I’ll admit I only made it through a quarter of 50 Shades of Grey. It needed an editor, but more importantly, it needed to be free. It needed to be free of the patriarchal misogynistic stereotypes that are so easily embraced and overdone by romance fiction writers, but also, it needed to become its own book. Writing fan fiction is like writing a Hollywood script and labelling the characters as famous actors, or in this case, as “played by Kristen Stewart and Robert Pattinson.” It steals backstory from other films, and leaves a void of storytelling so that new audiences are lost and feel something is missing.
I’ve read the Twilight series and enjoyed it. As a romance reader, I appreciated the uniquely insurmountable barrier between the two lovers. It was a well designed difficulty: if you kiss, you die. Nice problem. Romance is all about love overcoming obstacles, and romance readers want to see that love conquers all, even vampires. But 50 Shades of Grey is fan fiction that tries to stand on its own feet and fails. Granted, it has been a huge commercial success because sex sells; but behind the titillation there’s no substance.
Because 50 Shades lost the vampire problem it has much weaker obstacles than Twilight. It has a less interesting barrier with a messed-up male protagonist/antagonist (I’m not sure which he really is). After a few more tinkers down the road, the weakened plot and weakened characters have become so watered down that they are fifty shades lighter than the original.

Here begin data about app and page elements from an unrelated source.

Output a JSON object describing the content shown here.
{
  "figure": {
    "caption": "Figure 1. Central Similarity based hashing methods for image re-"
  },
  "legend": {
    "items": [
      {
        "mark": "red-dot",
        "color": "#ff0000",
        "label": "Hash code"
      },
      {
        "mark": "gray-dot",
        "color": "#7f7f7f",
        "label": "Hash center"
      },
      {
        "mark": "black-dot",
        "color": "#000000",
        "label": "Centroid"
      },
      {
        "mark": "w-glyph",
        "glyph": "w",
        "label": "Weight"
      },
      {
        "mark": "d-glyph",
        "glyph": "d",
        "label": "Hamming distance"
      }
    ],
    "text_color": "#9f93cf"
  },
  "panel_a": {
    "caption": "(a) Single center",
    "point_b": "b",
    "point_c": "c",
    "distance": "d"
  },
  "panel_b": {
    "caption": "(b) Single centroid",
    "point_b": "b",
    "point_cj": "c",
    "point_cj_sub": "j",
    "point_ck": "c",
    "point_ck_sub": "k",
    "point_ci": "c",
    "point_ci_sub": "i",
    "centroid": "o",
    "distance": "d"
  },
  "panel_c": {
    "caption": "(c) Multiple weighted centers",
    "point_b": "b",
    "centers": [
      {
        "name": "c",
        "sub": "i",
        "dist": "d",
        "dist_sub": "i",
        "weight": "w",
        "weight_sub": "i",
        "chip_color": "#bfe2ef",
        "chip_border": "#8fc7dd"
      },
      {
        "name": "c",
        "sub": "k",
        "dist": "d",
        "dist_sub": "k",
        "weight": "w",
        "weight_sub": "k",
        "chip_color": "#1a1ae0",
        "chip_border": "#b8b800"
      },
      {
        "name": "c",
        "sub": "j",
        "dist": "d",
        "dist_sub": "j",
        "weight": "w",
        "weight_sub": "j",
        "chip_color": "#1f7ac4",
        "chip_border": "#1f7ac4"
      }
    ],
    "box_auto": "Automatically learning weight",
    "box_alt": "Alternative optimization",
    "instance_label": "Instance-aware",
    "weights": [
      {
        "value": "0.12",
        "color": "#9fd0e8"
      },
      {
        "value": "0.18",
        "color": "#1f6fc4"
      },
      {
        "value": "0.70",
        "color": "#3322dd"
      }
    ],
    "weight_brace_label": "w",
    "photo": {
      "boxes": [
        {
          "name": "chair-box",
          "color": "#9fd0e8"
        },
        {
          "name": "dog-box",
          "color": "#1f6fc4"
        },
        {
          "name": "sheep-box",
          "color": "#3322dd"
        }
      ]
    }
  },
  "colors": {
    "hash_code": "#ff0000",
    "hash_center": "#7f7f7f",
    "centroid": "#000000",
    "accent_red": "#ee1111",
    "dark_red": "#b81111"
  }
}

Writing fan fiction can be a fun chance to play in someone else’s universe. It can also be excellent practice for honing your craft. And like any craft, writing takes practice. After all, most composers learn to play other people’s songs before they create their own masterpieces. However, make sure your borrowed characters face obstacles that are at least as interesting and challenging as those created by their own author. Otherwise you’ll just be writing fifty shades of bland.